• **WHAT TO WORK ON**
Sift the material for lines containing "adresu", and return them.

• **DATASET ENTRIES**
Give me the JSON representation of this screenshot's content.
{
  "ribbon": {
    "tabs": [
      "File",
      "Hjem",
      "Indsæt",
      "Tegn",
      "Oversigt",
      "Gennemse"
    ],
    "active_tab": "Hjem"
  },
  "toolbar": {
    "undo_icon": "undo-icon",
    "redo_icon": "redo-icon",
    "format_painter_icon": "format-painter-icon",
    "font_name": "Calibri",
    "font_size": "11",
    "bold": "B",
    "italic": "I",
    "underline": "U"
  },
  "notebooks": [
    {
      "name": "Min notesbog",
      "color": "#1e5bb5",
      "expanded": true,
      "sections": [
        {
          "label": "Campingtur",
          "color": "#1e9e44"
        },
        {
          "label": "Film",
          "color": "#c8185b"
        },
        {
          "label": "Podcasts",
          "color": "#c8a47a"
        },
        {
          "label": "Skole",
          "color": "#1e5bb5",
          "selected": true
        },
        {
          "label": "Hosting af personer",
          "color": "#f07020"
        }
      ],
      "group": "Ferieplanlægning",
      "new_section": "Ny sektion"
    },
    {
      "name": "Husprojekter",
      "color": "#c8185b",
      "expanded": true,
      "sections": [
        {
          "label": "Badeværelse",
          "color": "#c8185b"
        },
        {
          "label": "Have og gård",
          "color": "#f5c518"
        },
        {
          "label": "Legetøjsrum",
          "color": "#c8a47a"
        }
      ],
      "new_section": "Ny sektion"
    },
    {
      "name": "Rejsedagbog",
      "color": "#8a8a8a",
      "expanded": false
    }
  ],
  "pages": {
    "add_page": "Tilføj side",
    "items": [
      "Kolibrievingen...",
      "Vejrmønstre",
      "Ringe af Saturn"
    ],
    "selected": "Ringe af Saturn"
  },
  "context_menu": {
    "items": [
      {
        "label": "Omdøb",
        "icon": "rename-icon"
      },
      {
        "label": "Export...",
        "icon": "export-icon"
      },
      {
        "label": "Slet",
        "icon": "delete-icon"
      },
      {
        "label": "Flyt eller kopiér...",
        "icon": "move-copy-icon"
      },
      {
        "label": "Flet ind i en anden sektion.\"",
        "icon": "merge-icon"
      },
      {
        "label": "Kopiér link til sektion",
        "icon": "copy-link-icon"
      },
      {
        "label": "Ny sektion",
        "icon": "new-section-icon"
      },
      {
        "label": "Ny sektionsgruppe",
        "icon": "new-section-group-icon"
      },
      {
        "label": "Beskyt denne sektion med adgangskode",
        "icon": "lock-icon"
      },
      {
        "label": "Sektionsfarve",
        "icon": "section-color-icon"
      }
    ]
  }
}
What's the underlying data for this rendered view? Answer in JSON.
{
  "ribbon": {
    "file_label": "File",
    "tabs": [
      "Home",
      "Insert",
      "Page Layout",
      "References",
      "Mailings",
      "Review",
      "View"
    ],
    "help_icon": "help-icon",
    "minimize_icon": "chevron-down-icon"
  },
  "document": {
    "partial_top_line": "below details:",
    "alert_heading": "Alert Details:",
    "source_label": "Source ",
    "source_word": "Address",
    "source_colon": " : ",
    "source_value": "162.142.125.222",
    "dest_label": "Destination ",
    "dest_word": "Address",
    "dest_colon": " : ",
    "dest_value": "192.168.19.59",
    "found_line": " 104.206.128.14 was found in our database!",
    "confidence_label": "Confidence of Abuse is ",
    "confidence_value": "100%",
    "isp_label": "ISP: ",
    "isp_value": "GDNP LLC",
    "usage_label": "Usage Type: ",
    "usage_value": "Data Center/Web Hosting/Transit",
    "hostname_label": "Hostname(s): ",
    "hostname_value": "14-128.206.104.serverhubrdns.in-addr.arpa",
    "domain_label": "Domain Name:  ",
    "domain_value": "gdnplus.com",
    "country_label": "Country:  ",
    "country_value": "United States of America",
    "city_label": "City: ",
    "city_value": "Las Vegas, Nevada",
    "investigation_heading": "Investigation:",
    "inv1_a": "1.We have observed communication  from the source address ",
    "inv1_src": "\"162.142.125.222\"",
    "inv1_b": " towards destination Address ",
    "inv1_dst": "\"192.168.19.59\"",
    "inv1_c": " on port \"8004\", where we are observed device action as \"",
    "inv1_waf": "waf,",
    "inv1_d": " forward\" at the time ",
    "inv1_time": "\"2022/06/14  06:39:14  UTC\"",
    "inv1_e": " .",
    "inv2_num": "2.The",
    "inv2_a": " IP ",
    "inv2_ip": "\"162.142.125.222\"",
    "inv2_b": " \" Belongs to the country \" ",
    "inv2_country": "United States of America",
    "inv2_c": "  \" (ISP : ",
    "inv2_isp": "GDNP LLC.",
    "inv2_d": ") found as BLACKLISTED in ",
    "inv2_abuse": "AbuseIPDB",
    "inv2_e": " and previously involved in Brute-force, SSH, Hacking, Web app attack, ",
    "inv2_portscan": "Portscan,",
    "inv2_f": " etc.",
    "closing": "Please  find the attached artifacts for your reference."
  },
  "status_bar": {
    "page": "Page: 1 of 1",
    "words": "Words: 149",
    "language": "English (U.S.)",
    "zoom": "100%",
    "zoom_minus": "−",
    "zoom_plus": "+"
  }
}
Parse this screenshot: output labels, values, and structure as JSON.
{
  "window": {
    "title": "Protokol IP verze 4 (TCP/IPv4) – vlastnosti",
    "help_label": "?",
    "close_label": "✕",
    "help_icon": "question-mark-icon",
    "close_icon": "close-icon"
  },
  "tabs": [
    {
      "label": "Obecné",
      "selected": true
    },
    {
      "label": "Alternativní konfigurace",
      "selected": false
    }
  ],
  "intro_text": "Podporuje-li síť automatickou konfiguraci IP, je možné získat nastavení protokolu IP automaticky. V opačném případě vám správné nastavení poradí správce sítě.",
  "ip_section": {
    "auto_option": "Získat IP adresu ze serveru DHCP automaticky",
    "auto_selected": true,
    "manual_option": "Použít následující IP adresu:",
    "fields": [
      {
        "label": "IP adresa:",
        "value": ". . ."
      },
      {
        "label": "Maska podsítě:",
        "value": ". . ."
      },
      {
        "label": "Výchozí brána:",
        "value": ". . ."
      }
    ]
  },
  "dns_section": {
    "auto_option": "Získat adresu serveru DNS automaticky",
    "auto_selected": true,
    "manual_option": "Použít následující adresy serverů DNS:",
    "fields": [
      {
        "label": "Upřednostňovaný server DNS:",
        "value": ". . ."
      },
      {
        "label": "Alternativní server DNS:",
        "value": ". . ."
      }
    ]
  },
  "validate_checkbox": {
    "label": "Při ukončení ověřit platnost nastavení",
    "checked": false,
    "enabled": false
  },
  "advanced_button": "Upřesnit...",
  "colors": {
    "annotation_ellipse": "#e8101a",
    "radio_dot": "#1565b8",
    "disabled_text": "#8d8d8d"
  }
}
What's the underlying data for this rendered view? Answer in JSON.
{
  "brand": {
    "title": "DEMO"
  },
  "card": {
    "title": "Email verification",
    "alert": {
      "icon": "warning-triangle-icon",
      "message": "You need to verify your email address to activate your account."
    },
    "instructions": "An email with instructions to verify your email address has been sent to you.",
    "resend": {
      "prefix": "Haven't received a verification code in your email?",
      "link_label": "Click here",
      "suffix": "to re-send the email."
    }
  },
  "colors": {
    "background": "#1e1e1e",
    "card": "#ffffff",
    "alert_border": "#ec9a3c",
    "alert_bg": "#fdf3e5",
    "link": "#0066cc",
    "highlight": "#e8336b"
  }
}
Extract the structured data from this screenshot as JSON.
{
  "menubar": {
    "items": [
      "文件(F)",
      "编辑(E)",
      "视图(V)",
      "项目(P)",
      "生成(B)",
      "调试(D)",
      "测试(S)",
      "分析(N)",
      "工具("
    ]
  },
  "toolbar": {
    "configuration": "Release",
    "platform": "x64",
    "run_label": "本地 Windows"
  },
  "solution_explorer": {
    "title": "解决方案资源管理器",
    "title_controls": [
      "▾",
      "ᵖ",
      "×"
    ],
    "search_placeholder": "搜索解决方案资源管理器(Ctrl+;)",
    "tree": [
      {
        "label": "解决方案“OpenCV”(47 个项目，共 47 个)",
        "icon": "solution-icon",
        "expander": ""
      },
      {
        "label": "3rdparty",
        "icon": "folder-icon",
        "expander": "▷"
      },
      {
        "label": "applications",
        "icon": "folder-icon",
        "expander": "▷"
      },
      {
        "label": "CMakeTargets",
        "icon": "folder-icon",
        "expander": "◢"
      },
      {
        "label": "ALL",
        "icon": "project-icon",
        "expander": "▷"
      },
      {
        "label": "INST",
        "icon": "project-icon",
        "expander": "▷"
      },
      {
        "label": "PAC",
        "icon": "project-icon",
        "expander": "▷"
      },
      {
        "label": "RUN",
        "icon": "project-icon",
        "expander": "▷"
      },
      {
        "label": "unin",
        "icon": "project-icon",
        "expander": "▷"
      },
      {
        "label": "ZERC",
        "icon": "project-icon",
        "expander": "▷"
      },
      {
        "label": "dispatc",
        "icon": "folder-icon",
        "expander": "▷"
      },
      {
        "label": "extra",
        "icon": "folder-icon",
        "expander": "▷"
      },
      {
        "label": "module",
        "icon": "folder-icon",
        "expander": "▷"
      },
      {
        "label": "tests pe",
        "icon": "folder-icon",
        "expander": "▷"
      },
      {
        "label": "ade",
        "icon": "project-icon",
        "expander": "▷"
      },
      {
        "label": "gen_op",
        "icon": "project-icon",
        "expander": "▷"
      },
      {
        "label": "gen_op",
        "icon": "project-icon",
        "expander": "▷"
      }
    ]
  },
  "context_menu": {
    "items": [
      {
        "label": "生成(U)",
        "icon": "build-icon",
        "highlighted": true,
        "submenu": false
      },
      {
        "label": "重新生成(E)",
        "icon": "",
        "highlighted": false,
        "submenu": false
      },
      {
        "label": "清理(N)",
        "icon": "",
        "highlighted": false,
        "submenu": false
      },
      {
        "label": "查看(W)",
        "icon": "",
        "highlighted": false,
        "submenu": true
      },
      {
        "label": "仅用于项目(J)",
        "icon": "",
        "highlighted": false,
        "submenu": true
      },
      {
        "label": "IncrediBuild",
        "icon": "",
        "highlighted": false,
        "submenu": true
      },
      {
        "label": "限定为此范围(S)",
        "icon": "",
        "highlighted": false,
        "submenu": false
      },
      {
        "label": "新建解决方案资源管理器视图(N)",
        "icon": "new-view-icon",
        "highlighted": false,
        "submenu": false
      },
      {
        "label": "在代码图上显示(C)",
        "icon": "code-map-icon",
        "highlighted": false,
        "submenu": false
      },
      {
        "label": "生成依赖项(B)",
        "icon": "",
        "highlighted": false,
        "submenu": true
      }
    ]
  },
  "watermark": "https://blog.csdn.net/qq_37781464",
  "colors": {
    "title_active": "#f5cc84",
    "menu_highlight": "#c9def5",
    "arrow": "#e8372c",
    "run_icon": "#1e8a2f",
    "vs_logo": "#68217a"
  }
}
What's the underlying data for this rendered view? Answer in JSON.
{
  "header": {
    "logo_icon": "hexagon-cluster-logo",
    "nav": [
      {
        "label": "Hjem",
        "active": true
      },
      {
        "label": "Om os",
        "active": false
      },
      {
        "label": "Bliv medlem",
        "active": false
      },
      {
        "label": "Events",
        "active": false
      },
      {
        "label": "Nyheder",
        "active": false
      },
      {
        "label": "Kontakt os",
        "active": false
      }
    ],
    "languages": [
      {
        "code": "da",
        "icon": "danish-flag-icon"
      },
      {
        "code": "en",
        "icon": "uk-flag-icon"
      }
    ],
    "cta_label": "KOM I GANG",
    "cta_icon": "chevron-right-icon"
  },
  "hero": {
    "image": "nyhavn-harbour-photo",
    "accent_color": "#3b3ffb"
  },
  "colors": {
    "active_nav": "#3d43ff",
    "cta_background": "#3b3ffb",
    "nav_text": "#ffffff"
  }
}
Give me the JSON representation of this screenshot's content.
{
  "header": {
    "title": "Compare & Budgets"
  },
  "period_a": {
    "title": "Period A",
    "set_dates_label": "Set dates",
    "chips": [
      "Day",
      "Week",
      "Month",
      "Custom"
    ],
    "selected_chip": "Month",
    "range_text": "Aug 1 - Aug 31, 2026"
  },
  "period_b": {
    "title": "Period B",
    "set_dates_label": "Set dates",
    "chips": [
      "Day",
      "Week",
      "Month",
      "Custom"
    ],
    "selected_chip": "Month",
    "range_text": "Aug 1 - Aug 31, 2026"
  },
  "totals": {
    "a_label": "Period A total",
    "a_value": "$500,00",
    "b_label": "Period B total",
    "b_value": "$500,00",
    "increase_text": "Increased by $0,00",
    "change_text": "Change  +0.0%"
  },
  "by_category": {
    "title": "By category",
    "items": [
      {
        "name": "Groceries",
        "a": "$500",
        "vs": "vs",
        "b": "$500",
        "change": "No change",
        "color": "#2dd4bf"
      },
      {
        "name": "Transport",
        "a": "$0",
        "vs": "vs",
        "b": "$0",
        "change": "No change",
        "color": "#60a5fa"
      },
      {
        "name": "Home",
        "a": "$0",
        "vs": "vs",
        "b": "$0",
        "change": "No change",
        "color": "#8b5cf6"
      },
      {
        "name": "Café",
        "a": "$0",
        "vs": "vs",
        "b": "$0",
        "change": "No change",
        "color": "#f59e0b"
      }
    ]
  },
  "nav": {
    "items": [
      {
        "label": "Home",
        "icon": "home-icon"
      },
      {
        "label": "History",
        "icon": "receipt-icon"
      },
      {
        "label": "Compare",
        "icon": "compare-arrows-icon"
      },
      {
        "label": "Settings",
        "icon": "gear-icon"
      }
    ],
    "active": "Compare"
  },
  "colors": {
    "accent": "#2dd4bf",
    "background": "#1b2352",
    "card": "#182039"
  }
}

• **ANSWER BOX**
    "auto_option": "Získat IP adresu ze serveru DHCP automaticky",
    "manual_option": "Použít následující IP adresu:",
    "auto_option": "Získat adresu serveru DNS automaticky",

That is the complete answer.